*WHAT IS NEEDED:* Which lines in the records below contain the word "level"? Report each of them.

*DATA SHOWN:*
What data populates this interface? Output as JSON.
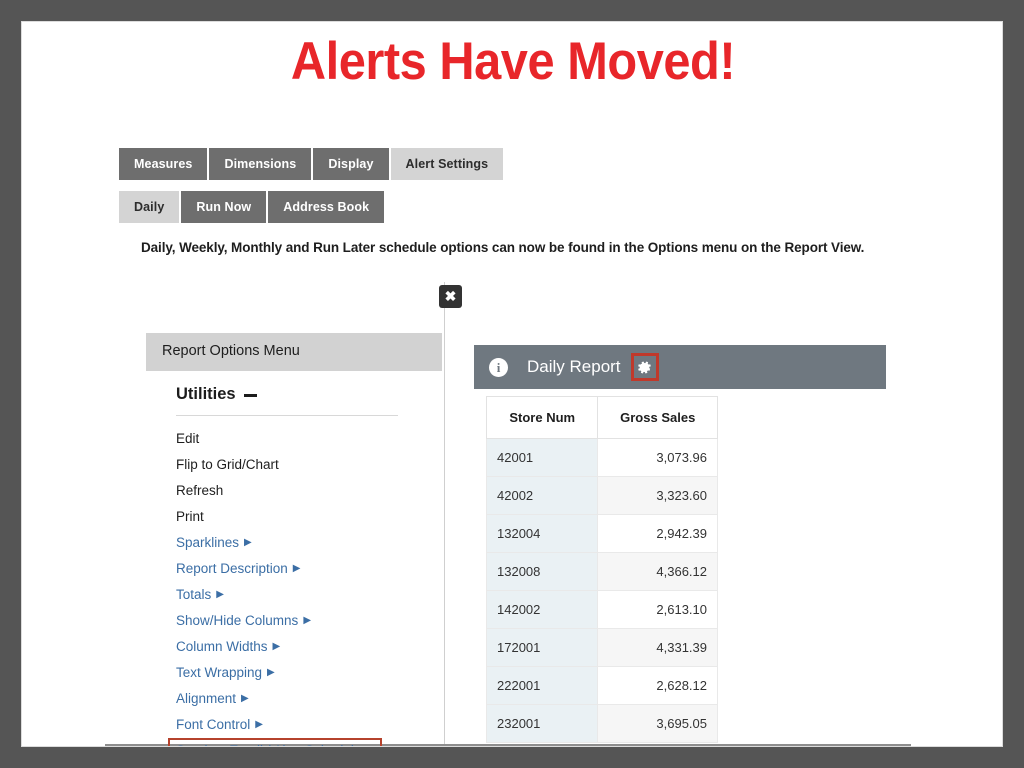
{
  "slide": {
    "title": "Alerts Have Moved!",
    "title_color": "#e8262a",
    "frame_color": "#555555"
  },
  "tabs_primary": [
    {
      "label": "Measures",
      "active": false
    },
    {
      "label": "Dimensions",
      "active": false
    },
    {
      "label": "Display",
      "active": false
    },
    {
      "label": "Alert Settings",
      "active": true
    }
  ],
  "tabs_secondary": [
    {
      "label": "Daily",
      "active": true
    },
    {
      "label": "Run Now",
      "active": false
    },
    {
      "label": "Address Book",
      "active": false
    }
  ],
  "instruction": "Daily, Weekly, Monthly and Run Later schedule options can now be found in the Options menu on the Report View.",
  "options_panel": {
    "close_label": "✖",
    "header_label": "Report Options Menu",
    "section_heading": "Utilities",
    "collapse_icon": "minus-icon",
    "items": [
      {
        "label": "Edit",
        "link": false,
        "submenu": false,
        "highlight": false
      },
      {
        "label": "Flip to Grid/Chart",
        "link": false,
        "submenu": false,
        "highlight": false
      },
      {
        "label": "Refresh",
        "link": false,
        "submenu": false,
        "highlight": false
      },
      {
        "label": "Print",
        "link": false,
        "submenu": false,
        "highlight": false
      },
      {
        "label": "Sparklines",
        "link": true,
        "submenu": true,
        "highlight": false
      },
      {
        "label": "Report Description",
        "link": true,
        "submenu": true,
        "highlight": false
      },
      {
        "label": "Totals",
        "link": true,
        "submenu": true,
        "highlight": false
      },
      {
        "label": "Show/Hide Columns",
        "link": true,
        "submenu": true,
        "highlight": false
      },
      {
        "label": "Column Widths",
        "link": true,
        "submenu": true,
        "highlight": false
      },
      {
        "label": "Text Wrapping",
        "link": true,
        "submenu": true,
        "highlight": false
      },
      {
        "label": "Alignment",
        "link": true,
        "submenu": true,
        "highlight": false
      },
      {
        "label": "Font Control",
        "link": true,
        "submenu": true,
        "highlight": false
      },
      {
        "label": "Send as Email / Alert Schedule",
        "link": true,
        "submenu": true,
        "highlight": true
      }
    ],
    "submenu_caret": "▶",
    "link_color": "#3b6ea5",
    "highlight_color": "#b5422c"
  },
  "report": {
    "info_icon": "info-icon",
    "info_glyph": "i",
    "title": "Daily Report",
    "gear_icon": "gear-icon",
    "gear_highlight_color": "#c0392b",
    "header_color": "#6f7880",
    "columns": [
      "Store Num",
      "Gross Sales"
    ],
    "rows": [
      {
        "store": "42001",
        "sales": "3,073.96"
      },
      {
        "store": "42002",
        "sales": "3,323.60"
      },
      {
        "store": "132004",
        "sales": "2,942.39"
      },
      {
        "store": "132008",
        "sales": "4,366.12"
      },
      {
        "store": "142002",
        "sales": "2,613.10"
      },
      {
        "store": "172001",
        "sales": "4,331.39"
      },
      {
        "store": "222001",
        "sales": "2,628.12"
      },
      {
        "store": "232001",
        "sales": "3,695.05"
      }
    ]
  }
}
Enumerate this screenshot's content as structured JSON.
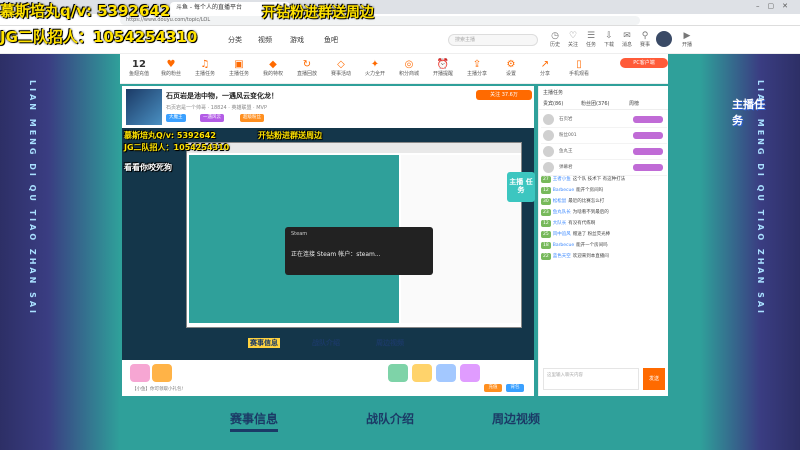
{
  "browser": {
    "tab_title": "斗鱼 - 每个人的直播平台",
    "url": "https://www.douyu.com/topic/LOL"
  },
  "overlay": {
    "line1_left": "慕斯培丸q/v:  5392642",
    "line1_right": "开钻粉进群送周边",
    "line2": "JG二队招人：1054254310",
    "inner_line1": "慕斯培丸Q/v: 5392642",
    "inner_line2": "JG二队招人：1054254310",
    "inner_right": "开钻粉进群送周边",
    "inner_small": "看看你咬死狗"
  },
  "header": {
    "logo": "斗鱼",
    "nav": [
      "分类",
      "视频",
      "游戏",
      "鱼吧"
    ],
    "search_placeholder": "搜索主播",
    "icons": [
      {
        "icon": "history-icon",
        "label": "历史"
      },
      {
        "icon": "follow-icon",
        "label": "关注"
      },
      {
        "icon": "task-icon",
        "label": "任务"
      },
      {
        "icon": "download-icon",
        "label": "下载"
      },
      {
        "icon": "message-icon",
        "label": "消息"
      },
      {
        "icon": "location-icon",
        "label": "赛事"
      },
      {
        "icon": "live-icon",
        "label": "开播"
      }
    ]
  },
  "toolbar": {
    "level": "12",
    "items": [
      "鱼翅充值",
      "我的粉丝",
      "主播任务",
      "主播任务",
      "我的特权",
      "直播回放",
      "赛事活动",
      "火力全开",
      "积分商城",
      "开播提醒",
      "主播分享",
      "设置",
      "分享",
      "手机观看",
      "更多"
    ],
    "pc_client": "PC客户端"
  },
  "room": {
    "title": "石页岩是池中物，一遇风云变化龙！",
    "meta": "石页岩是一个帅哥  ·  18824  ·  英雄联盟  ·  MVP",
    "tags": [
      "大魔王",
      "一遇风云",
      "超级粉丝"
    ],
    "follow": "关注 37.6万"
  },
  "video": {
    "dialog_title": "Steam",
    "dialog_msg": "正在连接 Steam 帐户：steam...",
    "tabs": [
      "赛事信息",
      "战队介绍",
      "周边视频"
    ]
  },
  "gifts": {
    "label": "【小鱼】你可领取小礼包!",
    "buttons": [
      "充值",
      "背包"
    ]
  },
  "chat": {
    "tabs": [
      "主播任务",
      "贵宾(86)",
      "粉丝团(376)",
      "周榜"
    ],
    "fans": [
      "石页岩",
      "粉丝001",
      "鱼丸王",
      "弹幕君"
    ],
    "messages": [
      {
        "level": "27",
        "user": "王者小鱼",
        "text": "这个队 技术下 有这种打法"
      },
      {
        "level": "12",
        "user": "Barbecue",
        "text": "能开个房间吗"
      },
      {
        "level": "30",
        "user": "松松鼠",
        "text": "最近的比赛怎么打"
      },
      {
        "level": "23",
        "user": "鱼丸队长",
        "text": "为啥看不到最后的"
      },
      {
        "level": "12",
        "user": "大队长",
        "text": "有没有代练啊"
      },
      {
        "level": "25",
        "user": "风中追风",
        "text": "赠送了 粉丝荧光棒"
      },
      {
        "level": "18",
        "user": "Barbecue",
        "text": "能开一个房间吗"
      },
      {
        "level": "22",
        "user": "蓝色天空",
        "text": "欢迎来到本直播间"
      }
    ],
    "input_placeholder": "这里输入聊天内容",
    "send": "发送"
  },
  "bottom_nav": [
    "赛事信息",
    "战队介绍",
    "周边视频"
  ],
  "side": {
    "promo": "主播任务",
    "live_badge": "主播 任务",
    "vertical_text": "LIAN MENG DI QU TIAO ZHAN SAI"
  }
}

*REPLY:*
    "level": "12",
        "level": "27",
        "level": "12",
        "level": "30",
        "level": "23",
        "level": "12",
        "level": "25",
        "level": "18",
        "level": "22",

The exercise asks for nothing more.